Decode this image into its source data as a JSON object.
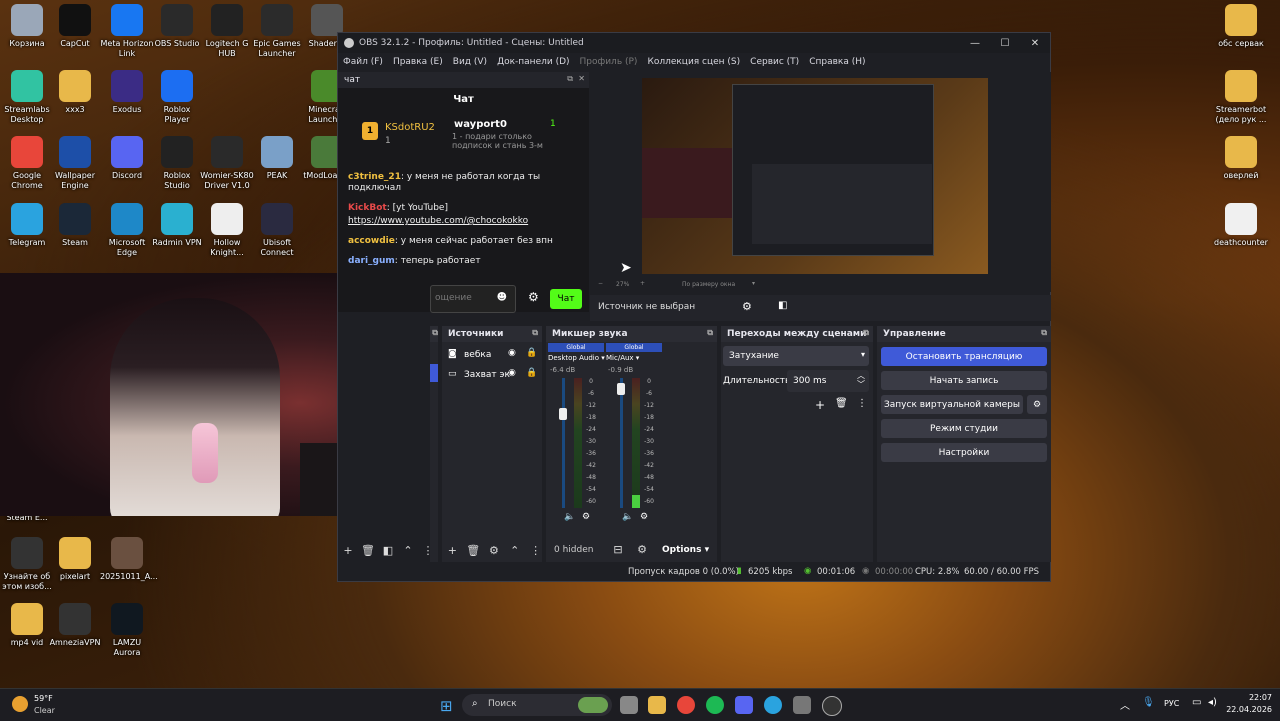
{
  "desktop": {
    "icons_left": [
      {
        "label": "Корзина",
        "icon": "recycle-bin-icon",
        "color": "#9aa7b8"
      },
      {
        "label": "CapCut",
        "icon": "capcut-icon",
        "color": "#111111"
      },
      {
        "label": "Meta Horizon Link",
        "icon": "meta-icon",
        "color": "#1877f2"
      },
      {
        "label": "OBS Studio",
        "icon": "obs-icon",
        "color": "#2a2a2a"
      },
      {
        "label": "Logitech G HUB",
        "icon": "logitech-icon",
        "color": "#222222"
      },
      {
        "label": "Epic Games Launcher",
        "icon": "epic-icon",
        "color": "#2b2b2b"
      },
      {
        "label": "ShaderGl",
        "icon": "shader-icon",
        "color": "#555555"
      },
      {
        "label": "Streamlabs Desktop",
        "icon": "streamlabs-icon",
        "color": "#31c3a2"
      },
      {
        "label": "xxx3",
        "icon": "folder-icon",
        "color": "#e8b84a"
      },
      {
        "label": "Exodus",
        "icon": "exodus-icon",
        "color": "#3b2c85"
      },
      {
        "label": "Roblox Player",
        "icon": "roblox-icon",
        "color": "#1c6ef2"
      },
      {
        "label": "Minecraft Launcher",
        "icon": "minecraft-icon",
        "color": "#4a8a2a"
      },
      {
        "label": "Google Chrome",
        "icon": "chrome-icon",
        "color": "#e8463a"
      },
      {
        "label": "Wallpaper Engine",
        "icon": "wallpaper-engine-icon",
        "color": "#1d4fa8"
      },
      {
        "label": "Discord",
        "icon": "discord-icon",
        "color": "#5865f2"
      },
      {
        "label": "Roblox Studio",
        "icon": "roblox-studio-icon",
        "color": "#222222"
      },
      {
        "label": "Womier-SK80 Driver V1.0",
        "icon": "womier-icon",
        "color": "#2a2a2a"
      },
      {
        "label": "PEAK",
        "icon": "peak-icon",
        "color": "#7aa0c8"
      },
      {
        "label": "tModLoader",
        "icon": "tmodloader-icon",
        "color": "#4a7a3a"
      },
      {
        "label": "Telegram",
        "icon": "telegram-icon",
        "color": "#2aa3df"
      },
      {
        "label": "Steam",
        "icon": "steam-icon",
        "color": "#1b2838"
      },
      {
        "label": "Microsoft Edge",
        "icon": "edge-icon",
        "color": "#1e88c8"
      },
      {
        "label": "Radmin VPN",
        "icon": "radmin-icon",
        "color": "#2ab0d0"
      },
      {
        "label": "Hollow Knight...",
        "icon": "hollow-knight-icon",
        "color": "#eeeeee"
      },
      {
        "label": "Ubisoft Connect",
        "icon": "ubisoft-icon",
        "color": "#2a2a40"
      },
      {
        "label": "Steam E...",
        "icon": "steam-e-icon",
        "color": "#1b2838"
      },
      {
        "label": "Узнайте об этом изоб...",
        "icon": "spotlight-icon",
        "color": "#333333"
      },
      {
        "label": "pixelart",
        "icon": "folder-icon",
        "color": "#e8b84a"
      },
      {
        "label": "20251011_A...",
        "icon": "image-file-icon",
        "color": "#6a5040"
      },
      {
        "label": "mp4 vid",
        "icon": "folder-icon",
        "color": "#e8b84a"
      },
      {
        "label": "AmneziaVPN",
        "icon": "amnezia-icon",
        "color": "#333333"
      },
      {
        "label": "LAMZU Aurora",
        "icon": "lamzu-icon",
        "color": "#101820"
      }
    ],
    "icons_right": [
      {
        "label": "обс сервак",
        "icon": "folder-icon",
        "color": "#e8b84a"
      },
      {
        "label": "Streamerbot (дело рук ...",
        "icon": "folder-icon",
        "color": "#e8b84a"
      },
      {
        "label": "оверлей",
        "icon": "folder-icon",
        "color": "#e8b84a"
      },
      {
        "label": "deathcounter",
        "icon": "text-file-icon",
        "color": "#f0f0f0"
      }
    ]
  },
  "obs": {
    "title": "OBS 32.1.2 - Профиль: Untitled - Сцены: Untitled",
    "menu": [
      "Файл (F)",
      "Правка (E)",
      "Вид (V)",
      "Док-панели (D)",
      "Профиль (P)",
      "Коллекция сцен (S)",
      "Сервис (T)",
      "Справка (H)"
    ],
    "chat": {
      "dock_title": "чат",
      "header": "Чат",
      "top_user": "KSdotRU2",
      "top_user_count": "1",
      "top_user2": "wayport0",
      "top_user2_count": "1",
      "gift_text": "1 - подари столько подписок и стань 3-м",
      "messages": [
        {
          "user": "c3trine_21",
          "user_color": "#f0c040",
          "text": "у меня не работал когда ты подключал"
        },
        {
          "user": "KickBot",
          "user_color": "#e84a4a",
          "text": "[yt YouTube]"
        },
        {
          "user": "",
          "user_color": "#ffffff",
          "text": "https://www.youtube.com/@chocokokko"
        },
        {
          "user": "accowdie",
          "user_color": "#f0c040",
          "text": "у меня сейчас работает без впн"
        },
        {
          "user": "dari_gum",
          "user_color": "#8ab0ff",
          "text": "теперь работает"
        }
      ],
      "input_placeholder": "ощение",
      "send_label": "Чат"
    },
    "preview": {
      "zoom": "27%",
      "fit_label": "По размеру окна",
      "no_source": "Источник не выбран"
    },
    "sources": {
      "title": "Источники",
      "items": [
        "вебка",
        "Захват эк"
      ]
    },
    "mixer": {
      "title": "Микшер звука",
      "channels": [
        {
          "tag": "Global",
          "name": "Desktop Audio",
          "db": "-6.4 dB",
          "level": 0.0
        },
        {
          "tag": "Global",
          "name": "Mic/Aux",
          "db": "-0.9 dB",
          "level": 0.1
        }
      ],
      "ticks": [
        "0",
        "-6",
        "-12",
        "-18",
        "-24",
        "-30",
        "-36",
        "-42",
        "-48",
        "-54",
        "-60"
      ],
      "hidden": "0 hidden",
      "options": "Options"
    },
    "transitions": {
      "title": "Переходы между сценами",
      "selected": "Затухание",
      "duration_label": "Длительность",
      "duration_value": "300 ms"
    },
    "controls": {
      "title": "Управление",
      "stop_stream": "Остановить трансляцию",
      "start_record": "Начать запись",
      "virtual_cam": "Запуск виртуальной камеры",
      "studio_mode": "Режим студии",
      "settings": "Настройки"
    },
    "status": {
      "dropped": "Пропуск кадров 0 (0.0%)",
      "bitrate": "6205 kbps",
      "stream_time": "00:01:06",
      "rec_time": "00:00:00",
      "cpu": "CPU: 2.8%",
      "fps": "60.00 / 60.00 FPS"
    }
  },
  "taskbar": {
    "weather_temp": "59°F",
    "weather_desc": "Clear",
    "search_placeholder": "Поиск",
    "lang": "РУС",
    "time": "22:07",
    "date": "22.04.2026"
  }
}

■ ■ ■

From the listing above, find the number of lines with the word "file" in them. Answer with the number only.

● **EXERCISE RESULT**
2